▶ _Task_
State only how many lines of the records contain the string "через".
BEGIN Input for this task
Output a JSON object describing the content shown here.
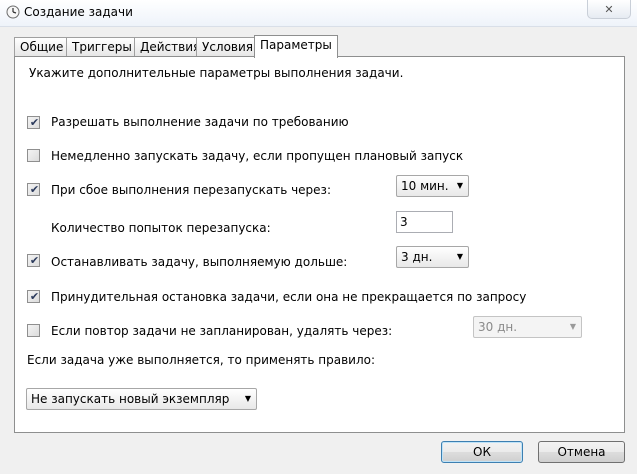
{
  "window": {
    "title": "Создание задачи",
    "close_glyph": "✕"
  },
  "tabs": [
    {
      "label": "Общие"
    },
    {
      "label": "Триггеры"
    },
    {
      "label": "Действия"
    },
    {
      "label": "Условия"
    },
    {
      "label": "Параметры",
      "active": true
    }
  ],
  "settings": {
    "intro": "Укажите дополнительные параметры выполнения задачи.",
    "allow_on_demand": {
      "label": "Разрешать выполнение задачи по требованию",
      "checked": true
    },
    "run_missed": {
      "label": "Немедленно запускать задачу, если пропущен плановый запуск",
      "checked": false
    },
    "restart_on_fail": {
      "label": "При сбое выполнения перезапускать через:",
      "checked": true,
      "value": "10 мин."
    },
    "restart_attempts": {
      "label": "Количество попыток перезапуска:",
      "value": "3"
    },
    "stop_if_longer": {
      "label": "Останавливать задачу, выполняемую дольше:",
      "checked": true,
      "value": "3 дн."
    },
    "force_stop": {
      "label": "Принудительная остановка задачи, если она не прекращается по запросу",
      "checked": true
    },
    "delete_if_not_scheduled": {
      "label": "Если повтор задачи не запланирован, удалять через:",
      "checked": false,
      "value": "30 дн.",
      "disabled": true
    },
    "rule_label": "Если задача уже выполняется, то применять правило:",
    "rule_value": "Не запускать новый экземпляр"
  },
  "buttons": {
    "ok": "ОК",
    "cancel": "Отмена"
  },
  "check_glyph": "✔",
  "dropdown_glyph": "▼"
}
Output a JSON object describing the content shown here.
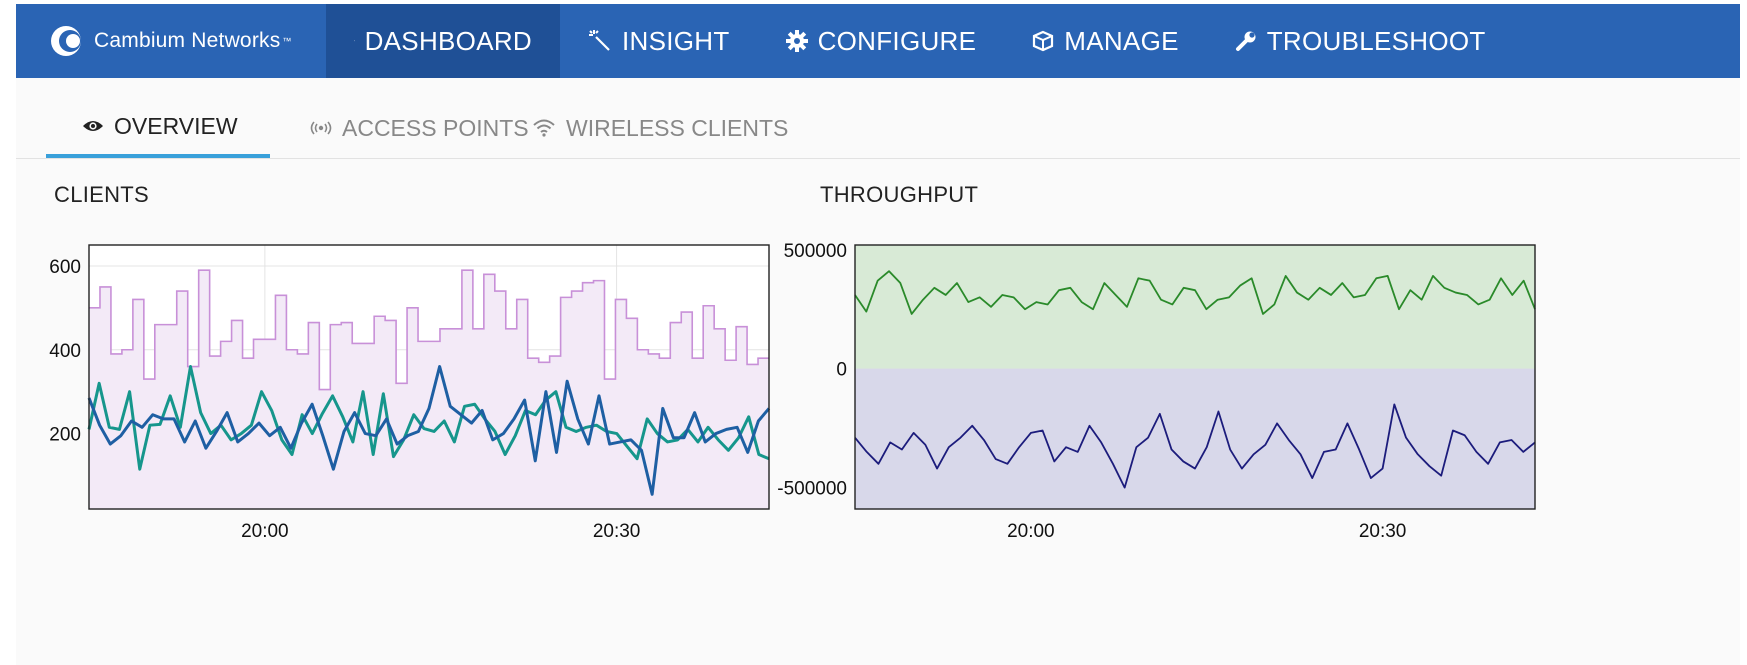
{
  "brand": {
    "name": "Cambium Networks",
    "tm": "™"
  },
  "nav": {
    "items": [
      {
        "label": "DASHBOARD",
        "icon": "monitor-icon",
        "active": true
      },
      {
        "label": "INSIGHT",
        "icon": "magic-wand-icon",
        "active": false
      },
      {
        "label": "CONFIGURE",
        "icon": "gear-icon",
        "active": false
      },
      {
        "label": "MANAGE",
        "icon": "cube-icon",
        "active": false
      },
      {
        "label": "TROUBLESHOOT",
        "icon": "wrench-icon",
        "active": false
      }
    ]
  },
  "tabs": [
    {
      "label": "OVERVIEW",
      "icon": "eye-icon",
      "active": true
    },
    {
      "label": "ACCESS POINTS",
      "icon": "broadcast-icon",
      "active": false
    },
    {
      "label": "WIRELESS CLIENTS",
      "icon": "wifi-icon",
      "active": false
    }
  ],
  "colors": {
    "nav_bg": "#2a64b4",
    "nav_active": "#1f5096",
    "tab_underline": "#39a0da",
    "clients_total": "#c890d8",
    "clients_fill": "#f3eaf7",
    "clients_series_teal": "#16968c",
    "clients_series_blue": "#1e5fa3",
    "tx_line": "#2a8a2a",
    "tx_fill": "#d8ead6",
    "rx_line": "#1c1c7c",
    "rx_fill": "#d8d8ea"
  },
  "chart_data": [
    {
      "title": "CLIENTS",
      "type": "line",
      "x_start_minutes": -15,
      "x_end_minutes": 43,
      "x_ticks": [
        "20:00",
        "20:30"
      ],
      "ylim": [
        20,
        650
      ],
      "y_ticks": [
        200,
        400,
        600
      ],
      "grid": true,
      "series": [
        {
          "style": "step-area",
          "values": [
            500,
            550,
            390,
            400,
            520,
            330,
            460,
            460,
            540,
            360,
            590,
            385,
            420,
            470,
            380,
            425,
            425,
            530,
            400,
            390,
            465,
            305,
            460,
            465,
            415,
            415,
            480,
            470,
            320,
            500,
            420,
            420,
            450,
            450,
            590,
            450,
            580,
            540,
            450,
            520,
            380,
            370,
            385,
            525,
            540,
            560,
            565,
            330,
            520,
            475,
            400,
            390,
            380,
            465,
            490,
            380,
            505,
            450,
            375,
            455,
            365,
            380
          ]
        },
        {
          "style": "line",
          "values": [
            210,
            320,
            215,
            210,
            300,
            115,
            220,
            222,
            290,
            215,
            360,
            250,
            200,
            220,
            185,
            200,
            220,
            300,
            255,
            185,
            150,
            245,
            200,
            248,
            290,
            240,
            180,
            300,
            150,
            295,
            145,
            185,
            245,
            212,
            205,
            230,
            180,
            265,
            270,
            235,
            205,
            150,
            195,
            255,
            245,
            280,
            300,
            215,
            205,
            215,
            220,
            205,
            200,
            170,
            140,
            235,
            200,
            180,
            185,
            210,
            180,
            215,
            185,
            160,
            190,
            240,
            150,
            140
          ]
        },
        {
          "style": "line",
          "values": [
            285,
            220,
            175,
            195,
            230,
            215,
            245,
            235,
            235,
            180,
            230,
            165,
            205,
            250,
            180,
            200,
            225,
            195,
            215,
            165,
            225,
            270,
            195,
            115,
            205,
            250,
            200,
            195,
            235,
            175,
            195,
            205,
            260,
            360,
            265,
            245,
            225,
            255,
            185,
            200,
            235,
            280,
            135,
            300,
            155,
            325,
            235,
            175,
            290,
            175,
            180,
            185,
            160,
            55,
            260,
            190,
            190,
            250,
            180,
            200,
            210,
            215,
            155,
            230,
            260
          ]
        }
      ]
    },
    {
      "title": "THROUGHPUT",
      "type": "area",
      "x_start_minutes": -15,
      "x_end_minutes": 43,
      "x_ticks": [
        "20:00",
        "20:30"
      ],
      "ylim": [
        -590000,
        520000
      ],
      "y_ticks": [
        -500000,
        0,
        500000
      ],
      "grid": true,
      "series": [
        {
          "style": "area-positive",
          "values": [
            310000,
            240000,
            370000,
            410000,
            360000,
            230000,
            290000,
            340000,
            310000,
            360000,
            280000,
            300000,
            260000,
            310000,
            300000,
            250000,
            280000,
            270000,
            330000,
            340000,
            280000,
            250000,
            360000,
            310000,
            260000,
            380000,
            370000,
            290000,
            270000,
            340000,
            330000,
            250000,
            290000,
            300000,
            350000,
            380000,
            230000,
            270000,
            390000,
            320000,
            290000,
            340000,
            310000,
            360000,
            300000,
            310000,
            380000,
            390000,
            250000,
            330000,
            290000,
            390000,
            340000,
            320000,
            310000,
            270000,
            290000,
            380000,
            310000,
            370000,
            250000
          ]
        },
        {
          "style": "area-negative",
          "values": [
            -290000,
            -350000,
            -400000,
            -310000,
            -340000,
            -270000,
            -320000,
            -420000,
            -330000,
            -290000,
            -240000,
            -300000,
            -380000,
            -400000,
            -330000,
            -270000,
            -260000,
            -390000,
            -330000,
            -350000,
            -240000,
            -310000,
            -400000,
            -500000,
            -330000,
            -290000,
            -190000,
            -340000,
            -390000,
            -420000,
            -330000,
            -180000,
            -340000,
            -420000,
            -360000,
            -320000,
            -230000,
            -300000,
            -360000,
            -460000,
            -350000,
            -340000,
            -230000,
            -340000,
            -460000,
            -420000,
            -150000,
            -290000,
            -360000,
            -410000,
            -450000,
            -260000,
            -280000,
            -350000,
            -400000,
            -310000,
            -300000,
            -350000,
            -310000
          ]
        }
      ]
    }
  ]
}
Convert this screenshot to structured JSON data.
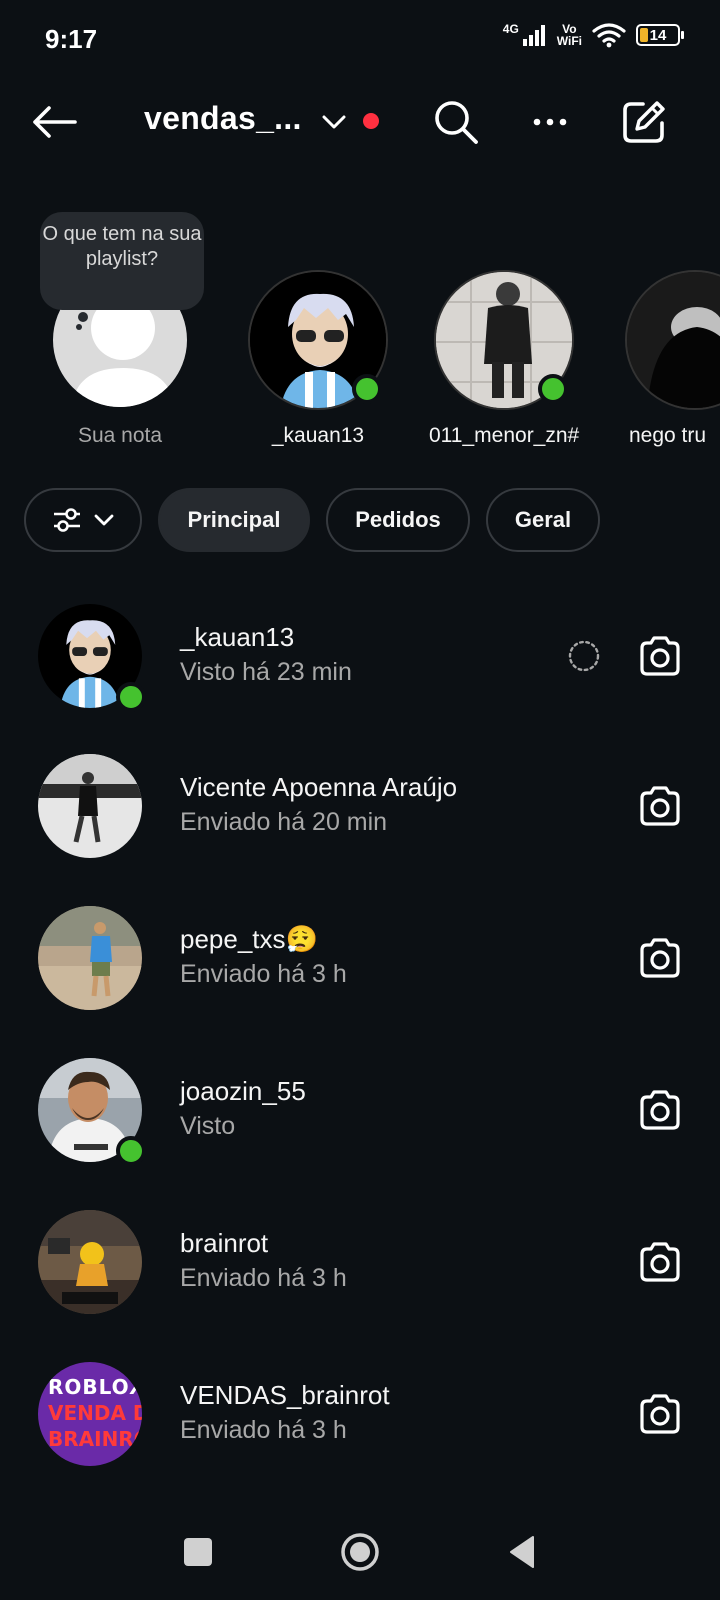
{
  "status": {
    "time": "9:17",
    "network": "4G",
    "vowifi_top": "Vo",
    "vowifi_bottom": "WiFi",
    "battery": "14"
  },
  "header": {
    "title": "vendas_...",
    "icons": [
      "back-arrow-icon",
      "chevron-down-icon",
      "search-icon",
      "more-icon",
      "compose-icon"
    ]
  },
  "notes": {
    "bubble_text": "O que tem na sua playlist?",
    "items": [
      {
        "name": "Sua nota"
      },
      {
        "name": "_kauan13"
      },
      {
        "name": "011_menor_zn#"
      },
      {
        "name": "nego tru"
      }
    ]
  },
  "filters": [
    {
      "label": "Principal"
    },
    {
      "label": "Pedidos"
    },
    {
      "label": "Geral"
    }
  ],
  "conversations": [
    {
      "name": "_kauan13",
      "status": "Visto há 23 min"
    },
    {
      "name": "Vicente Apoenna Araújo",
      "status": "Enviado há 20 min"
    },
    {
      "name": "pepe_txs😮‍💨",
      "status": "Enviado há 3 h"
    },
    {
      "name": "joaozin_55",
      "status": "Visto"
    },
    {
      "name": "brainrot",
      "status": "Enviado há 3 h"
    },
    {
      "name": "VENDAS_brainrot",
      "status": "Enviado há 3 h",
      "avatar_lines": [
        "ROBLOX",
        "VENDA DE",
        "BRAINROT"
      ]
    }
  ],
  "colors": {
    "background": "#0c1014",
    "online": "#45c22f",
    "notification": "#ff3040",
    "chip_active": "#262a2f"
  }
}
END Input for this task
▶ _Solution to the problem_
2